      In family therapy, the person who goes to the doctor is the "identified patient," with the rest of the family being the unidentified patients, as it were. We're all part of a system, and we discovered family systems that were not healthy-cycles of unacknowledged depression, codependency, a tendency to make it "too comfortable" to be depressed.

      When I came home that day last spring after the bike accident, I burst into tears not just for the boy, of course, but for my own son. Sam wrapped his skinny arms around me and said, "I'll make you some tea." It was a beautiful gesture, and I'm thrilled to have a child who can be compassionate even in pain-but at Telos we learned how much Sam felt responsible for me. He felt he had to be strong in our family, and had to take care of people and make them laugh, and of course that's too much responsibility for anyone.

      Sam came home for good on December 23rd. After Telos he went into an affiliated transitional program where he lived in a house with 9 other boys, and went to public school. That presented its own set of challenges, but it served well as a transition from the wrap-around control of an institution to the "real world." In a couple of weeks, he'll start the second semester of his senior year at Wyomissing High School, and graduate with the kids he's been friends with his whole life. Right now, he's working on his college applications-and we'll be ready to send him when the time comes. Six months ago we wouldn't have sent him around the block. Will he ever get depressed again? Almost certainly. Will he always know what to do? No. Does he understand himself better, and have goals and principles and in general a pretty strong handle on making a good life? Yes. I could not be prouder of him. Sam is not just the boy he used to be-or even the boy we knew he could be. He has become a more wonderful, more compassionate and wise, more disciplined and thoughtful, more terrific human being than I could have imagined. He still leaves his socks everywhere, and breaks the rules now and then, but hey, he's 17.

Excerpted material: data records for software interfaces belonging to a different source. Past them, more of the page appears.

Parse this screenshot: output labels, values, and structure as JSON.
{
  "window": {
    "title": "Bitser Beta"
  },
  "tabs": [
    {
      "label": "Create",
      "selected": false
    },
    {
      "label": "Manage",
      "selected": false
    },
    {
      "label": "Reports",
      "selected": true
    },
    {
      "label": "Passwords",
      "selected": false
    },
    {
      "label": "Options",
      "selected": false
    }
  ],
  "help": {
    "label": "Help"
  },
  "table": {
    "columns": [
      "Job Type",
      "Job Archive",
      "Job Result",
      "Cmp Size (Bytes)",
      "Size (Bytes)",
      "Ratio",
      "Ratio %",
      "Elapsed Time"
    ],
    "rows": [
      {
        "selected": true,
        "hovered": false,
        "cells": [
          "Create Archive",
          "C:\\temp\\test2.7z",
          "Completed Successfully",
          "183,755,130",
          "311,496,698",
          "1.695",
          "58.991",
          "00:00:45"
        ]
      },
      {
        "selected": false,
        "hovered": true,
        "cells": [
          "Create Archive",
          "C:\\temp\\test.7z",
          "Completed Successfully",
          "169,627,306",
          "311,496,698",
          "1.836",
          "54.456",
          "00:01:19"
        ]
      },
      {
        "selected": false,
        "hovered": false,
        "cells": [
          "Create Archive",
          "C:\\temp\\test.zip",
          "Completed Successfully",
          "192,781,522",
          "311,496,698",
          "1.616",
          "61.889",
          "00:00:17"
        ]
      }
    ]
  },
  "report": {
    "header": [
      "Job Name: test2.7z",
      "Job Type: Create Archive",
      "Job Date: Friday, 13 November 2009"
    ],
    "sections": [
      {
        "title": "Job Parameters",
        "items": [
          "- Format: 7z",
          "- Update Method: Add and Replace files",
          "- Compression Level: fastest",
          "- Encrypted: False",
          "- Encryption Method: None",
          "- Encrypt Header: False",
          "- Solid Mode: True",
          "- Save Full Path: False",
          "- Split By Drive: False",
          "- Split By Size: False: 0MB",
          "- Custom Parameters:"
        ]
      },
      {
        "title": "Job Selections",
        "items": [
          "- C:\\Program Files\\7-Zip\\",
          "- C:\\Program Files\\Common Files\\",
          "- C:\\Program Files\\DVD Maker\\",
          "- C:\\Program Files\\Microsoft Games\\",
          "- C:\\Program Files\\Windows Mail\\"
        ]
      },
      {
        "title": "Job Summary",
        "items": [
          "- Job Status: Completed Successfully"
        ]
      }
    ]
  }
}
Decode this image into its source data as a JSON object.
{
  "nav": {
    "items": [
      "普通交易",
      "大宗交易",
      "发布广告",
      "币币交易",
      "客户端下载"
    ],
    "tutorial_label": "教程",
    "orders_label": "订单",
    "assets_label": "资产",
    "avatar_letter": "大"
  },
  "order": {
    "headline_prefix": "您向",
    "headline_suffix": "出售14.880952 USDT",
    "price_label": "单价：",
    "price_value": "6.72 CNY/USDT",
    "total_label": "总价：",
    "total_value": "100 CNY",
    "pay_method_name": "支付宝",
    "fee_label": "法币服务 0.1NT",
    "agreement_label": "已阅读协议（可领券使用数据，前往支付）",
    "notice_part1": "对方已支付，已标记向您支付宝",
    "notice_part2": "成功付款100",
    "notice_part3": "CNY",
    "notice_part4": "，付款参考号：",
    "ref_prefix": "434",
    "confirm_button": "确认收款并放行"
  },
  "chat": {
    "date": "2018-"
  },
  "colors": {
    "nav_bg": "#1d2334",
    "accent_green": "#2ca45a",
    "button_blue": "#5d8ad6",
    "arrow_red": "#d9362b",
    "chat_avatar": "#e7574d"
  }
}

      I'd like to close by going back to David Foster Wallace, who I read before the sermon, and the idea of choosing what has meaning and what to worship. First, I want to make one thing as clear as I can. There are terrible, wretched, crippling depressions-and then there are the little vexations of everyday life. They are not the same, nor can they be treated the same way-and not in a million years would I suggest that a little shift of perspective will help someone who is really, desperately depressed-but I can't help but thinking they're part of the same, long mind-body continuum-along which we always have some control. Because we get to decide what has meaning and what to worship.

      Everybody worships, says Wallace.

      "The only choice we get is what to worship. And an outstanding reason for choosing some sort of God or spiritual-type thing to worship-be it J.C. or Allah, be it Yahweh or the Wiccan mother-goddess or the Four Noble Truths or whatever-is that pretty much anything else you worship will eat you alive. If you worship money and things, then you will never have enough.

      Worship your own body and beauty and sexual allure and you will always feel ugly, and when time and age start showing, you will die a million deaths before they finally plant you.

      Worship power, and you will feel week and afraid, and will need ever more power over others to keep the fear at bay. Worship your intellect, being seen as smart, and you will end up feeling stupid, a fraud, always on the verge of being found out. And so on."

      My son Sam says that the most important thing he learned at Telos was to take responsibility for making things the way he wanted them to be. Not to be passive. Not to be a victim. Some of us, and God help us, will suffer from severe depression while others will get away with the blues. But all of us have choices about how we think and what we worship and how we take care of ourselves. May we choose well.